  • After deploying a fine-tuned model, it is essential to continuously evaluate its performance using objective metrics and real-world data. This helps detect any degradation in accuracy.

Data Drift

  • The world is constantly changing, and so is the data that models encounter.
  • Data drift occurs when the input data starts to differ from the data the model was originally trained on, leading to decreased performance.

Real-World Example

  • Problem: A customer using a fine-tuned model for extracting data from call logs experienced a decline in accuracy.
    • The training data only contained examples from 2023, leading the model to always use the year 2023 when extracting dates even for calls made in 2024.
  • Solution: The problem was solved by retraining the model with a small set of examples from 2024, demonstrating the importance of keeping the training data up-to-date.

Thou Shalt Not Take the Commandments Too Seriously

  • The above recommendations are only guidelines, not hard requirements.
  • Tailor your approach based on the specific requirements of your project and data.

Q&A Highlights

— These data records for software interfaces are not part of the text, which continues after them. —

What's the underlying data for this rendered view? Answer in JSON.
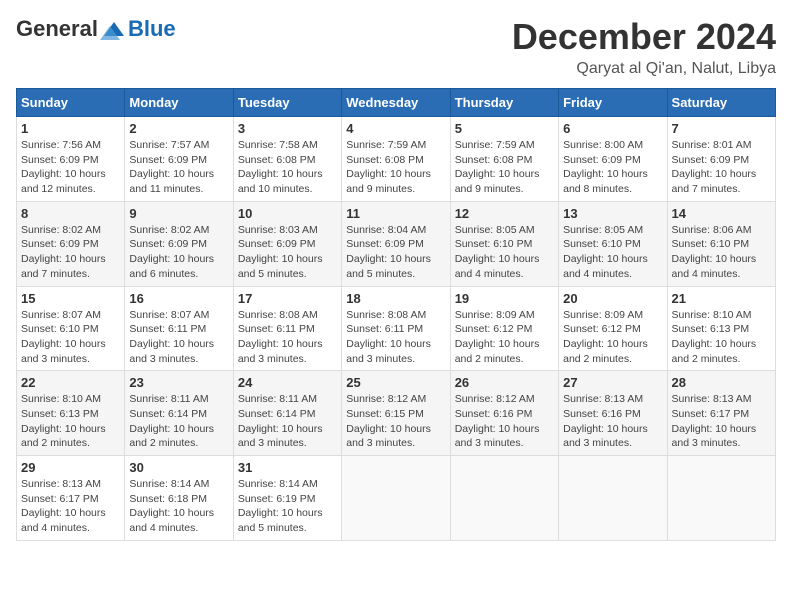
{
  "logo": {
    "general": "General",
    "blue": "Blue"
  },
  "title": "December 2024",
  "subtitle": "Qaryat al Qi'an, Nalut, Libya",
  "days_of_week": [
    "Sunday",
    "Monday",
    "Tuesday",
    "Wednesday",
    "Thursday",
    "Friday",
    "Saturday"
  ],
  "weeks": [
    [
      {
        "num": "1",
        "sunrise": "7:56 AM",
        "sunset": "6:09 PM",
        "daylight": "10 hours and 12 minutes."
      },
      {
        "num": "2",
        "sunrise": "7:57 AM",
        "sunset": "6:09 PM",
        "daylight": "10 hours and 11 minutes."
      },
      {
        "num": "3",
        "sunrise": "7:58 AM",
        "sunset": "6:08 PM",
        "daylight": "10 hours and 10 minutes."
      },
      {
        "num": "4",
        "sunrise": "7:59 AM",
        "sunset": "6:08 PM",
        "daylight": "10 hours and 9 minutes."
      },
      {
        "num": "5",
        "sunrise": "7:59 AM",
        "sunset": "6:08 PM",
        "daylight": "10 hours and 9 minutes."
      },
      {
        "num": "6",
        "sunrise": "8:00 AM",
        "sunset": "6:09 PM",
        "daylight": "10 hours and 8 minutes."
      },
      {
        "num": "7",
        "sunrise": "8:01 AM",
        "sunset": "6:09 PM",
        "daylight": "10 hours and 7 minutes."
      }
    ],
    [
      {
        "num": "8",
        "sunrise": "8:02 AM",
        "sunset": "6:09 PM",
        "daylight": "10 hours and 7 minutes."
      },
      {
        "num": "9",
        "sunrise": "8:02 AM",
        "sunset": "6:09 PM",
        "daylight": "10 hours and 6 minutes."
      },
      {
        "num": "10",
        "sunrise": "8:03 AM",
        "sunset": "6:09 PM",
        "daylight": "10 hours and 5 minutes."
      },
      {
        "num": "11",
        "sunrise": "8:04 AM",
        "sunset": "6:09 PM",
        "daylight": "10 hours and 5 minutes."
      },
      {
        "num": "12",
        "sunrise": "8:05 AM",
        "sunset": "6:10 PM",
        "daylight": "10 hours and 4 minutes."
      },
      {
        "num": "13",
        "sunrise": "8:05 AM",
        "sunset": "6:10 PM",
        "daylight": "10 hours and 4 minutes."
      },
      {
        "num": "14",
        "sunrise": "8:06 AM",
        "sunset": "6:10 PM",
        "daylight": "10 hours and 4 minutes."
      }
    ],
    [
      {
        "num": "15",
        "sunrise": "8:07 AM",
        "sunset": "6:10 PM",
        "daylight": "10 hours and 3 minutes."
      },
      {
        "num": "16",
        "sunrise": "8:07 AM",
        "sunset": "6:11 PM",
        "daylight": "10 hours and 3 minutes."
      },
      {
        "num": "17",
        "sunrise": "8:08 AM",
        "sunset": "6:11 PM",
        "daylight": "10 hours and 3 minutes."
      },
      {
        "num": "18",
        "sunrise": "8:08 AM",
        "sunset": "6:11 PM",
        "daylight": "10 hours and 3 minutes."
      },
      {
        "num": "19",
        "sunrise": "8:09 AM",
        "sunset": "6:12 PM",
        "daylight": "10 hours and 2 minutes."
      },
      {
        "num": "20",
        "sunrise": "8:09 AM",
        "sunset": "6:12 PM",
        "daylight": "10 hours and 2 minutes."
      },
      {
        "num": "21",
        "sunrise": "8:10 AM",
        "sunset": "6:13 PM",
        "daylight": "10 hours and 2 minutes."
      }
    ],
    [
      {
        "num": "22",
        "sunrise": "8:10 AM",
        "sunset": "6:13 PM",
        "daylight": "10 hours and 2 minutes."
      },
      {
        "num": "23",
        "sunrise": "8:11 AM",
        "sunset": "6:14 PM",
        "daylight": "10 hours and 2 minutes."
      },
      {
        "num": "24",
        "sunrise": "8:11 AM",
        "sunset": "6:14 PM",
        "daylight": "10 hours and 3 minutes."
      },
      {
        "num": "25",
        "sunrise": "8:12 AM",
        "sunset": "6:15 PM",
        "daylight": "10 hours and 3 minutes."
      },
      {
        "num": "26",
        "sunrise": "8:12 AM",
        "sunset": "6:16 PM",
        "daylight": "10 hours and 3 minutes."
      },
      {
        "num": "27",
        "sunrise": "8:13 AM",
        "sunset": "6:16 PM",
        "daylight": "10 hours and 3 minutes."
      },
      {
        "num": "28",
        "sunrise": "8:13 AM",
        "sunset": "6:17 PM",
        "daylight": "10 hours and 3 minutes."
      }
    ],
    [
      {
        "num": "29",
        "sunrise": "8:13 AM",
        "sunset": "6:17 PM",
        "daylight": "10 hours and 4 minutes."
      },
      {
        "num": "30",
        "sunrise": "8:14 AM",
        "sunset": "6:18 PM",
        "daylight": "10 hours and 4 minutes."
      },
      {
        "num": "31",
        "sunrise": "8:14 AM",
        "sunset": "6:19 PM",
        "daylight": "10 hours and 5 minutes."
      },
      null,
      null,
      null,
      null
    ]
  ]
}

  • Data Quality vs. Effort: While higher-quality data generally leads to better results, strive for a balance between data refinement and the overall time investment.
  • When to Fine-Tune: Fine-tuning is more beneficial when the task is highly specific and diverges from the capabilities of a general-purpose chatbot.
  • Low-Resource Languages:
    • Fine-tuning for low-resource languages can be effective with sufficient data.
    • Consider pre-trained multilingual models as a starting point.
  • Evaluation During Training:
    • Fine-tune on an initial dataset.
    • If evaluation results are unsatisfactory, increase the dataset size and re-evaluate.
  • Deployment and Inference Optimization:
    • Low-Rank Adaptation (LoRA):
      • Fine-tunes a smaller set of parameters, resulting in faster training and reduced inference costs.
      • Allows for loading multiple LoRA models simultaneously in VLM or TRT LLM, maximizing GPU utilization.
    • Serverless Endpoints: Services like OpenPipe, Fireworks, and OctoAI provide cost-effective deployment options by handling infrastructure and utilizing timesharing among users.
  • Reasoning Chains:
    • Challenges: Complex reasoning tasks may pose difficulties for fine-tuned models, even if they can be solved by larger models like GPT-4.
    • Factors Influencing Success:
      • Reproducibility of reasoning patterns.
      • Availability of sufficient training data covering diverse scenarios within the reasoning chain.
    • Recommendations:
      • Log the entire reasoning chain during data collection.
      • Ensure data freshness by updating traces if function definitions or other components change.
      • Consider generating synthetic data to augment the dataset and cover a wider range of scenarios, especially for complex chains.
  • JSON Extraction and Evaluation:
    • Tracing: Tracing all LLM calls for JSON extraction is recommended, as storage is relatively inexpensive and should not significantly impact latency in a well-designed system.
    • Evaluation with Larger Models: Using a larger model like GPT-4 for evaluating extractions is acceptable. Random sampling can be used to manage costs if necessary.
  • Fine-Tuning for Classification with Decoder Models: While encoder models are theoretically advantageous for classification, there’s a lack of readily available, high-quality, open-source encoder models, especially for long context scenarios.
  • Relabeling UI Recommendations: Explore tools like Argilla or consider building custom solutions tailored to your specific needs.
  • Fine-Tuning Techniques Comparison (LoRa, QLoRa, DoRa): Start with LoRa for its efficiency and regularization benefits. Consider full fine-tuning or DoRa if LoRa’s performance is insufficient.
  • Multimodal Scenarios: While production use cases for vision-language models are still emerging, advancements in open-source models are expected to drive adoption.
  • Models on the Efficient Frontier: Current techniques may have reached a saturation point for model efficiency in smaller model sizes.